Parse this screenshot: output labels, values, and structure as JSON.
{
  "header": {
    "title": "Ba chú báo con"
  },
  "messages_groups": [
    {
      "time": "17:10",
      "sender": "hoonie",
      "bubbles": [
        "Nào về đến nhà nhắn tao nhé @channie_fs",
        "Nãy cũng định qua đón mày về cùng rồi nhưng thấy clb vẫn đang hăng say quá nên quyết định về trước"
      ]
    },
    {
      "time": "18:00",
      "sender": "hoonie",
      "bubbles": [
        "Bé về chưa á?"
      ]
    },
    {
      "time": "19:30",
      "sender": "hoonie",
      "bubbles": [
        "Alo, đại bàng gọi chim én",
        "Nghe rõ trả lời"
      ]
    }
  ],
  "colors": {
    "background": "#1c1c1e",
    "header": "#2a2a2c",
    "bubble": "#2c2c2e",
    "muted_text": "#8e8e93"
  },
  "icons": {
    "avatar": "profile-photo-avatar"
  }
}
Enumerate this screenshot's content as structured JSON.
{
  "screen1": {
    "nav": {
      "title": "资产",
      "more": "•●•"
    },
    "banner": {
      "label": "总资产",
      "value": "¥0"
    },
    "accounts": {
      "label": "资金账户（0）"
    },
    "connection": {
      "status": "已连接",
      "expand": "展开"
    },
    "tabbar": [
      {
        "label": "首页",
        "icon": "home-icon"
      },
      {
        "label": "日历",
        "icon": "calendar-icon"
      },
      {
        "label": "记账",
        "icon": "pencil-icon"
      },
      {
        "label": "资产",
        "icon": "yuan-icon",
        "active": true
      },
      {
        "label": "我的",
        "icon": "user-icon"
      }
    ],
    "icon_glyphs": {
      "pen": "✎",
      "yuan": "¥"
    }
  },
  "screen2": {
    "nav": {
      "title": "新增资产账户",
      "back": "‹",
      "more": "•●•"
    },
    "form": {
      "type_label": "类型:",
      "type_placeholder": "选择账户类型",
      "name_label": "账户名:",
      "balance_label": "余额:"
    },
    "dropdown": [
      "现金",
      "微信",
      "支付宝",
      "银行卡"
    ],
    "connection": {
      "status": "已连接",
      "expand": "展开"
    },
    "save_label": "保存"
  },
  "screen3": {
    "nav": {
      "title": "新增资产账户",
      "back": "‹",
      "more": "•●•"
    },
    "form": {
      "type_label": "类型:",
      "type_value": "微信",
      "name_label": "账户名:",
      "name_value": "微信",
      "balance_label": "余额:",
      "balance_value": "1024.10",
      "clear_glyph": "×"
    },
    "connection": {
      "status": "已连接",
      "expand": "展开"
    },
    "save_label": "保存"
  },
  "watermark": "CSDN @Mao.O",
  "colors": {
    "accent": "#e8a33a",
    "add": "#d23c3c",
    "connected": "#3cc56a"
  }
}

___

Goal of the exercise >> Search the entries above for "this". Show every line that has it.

Finished task >>
Parse this screenshot: output labels, values, and structure as JSON.
Enumerate this screenshot's content as structured JSON.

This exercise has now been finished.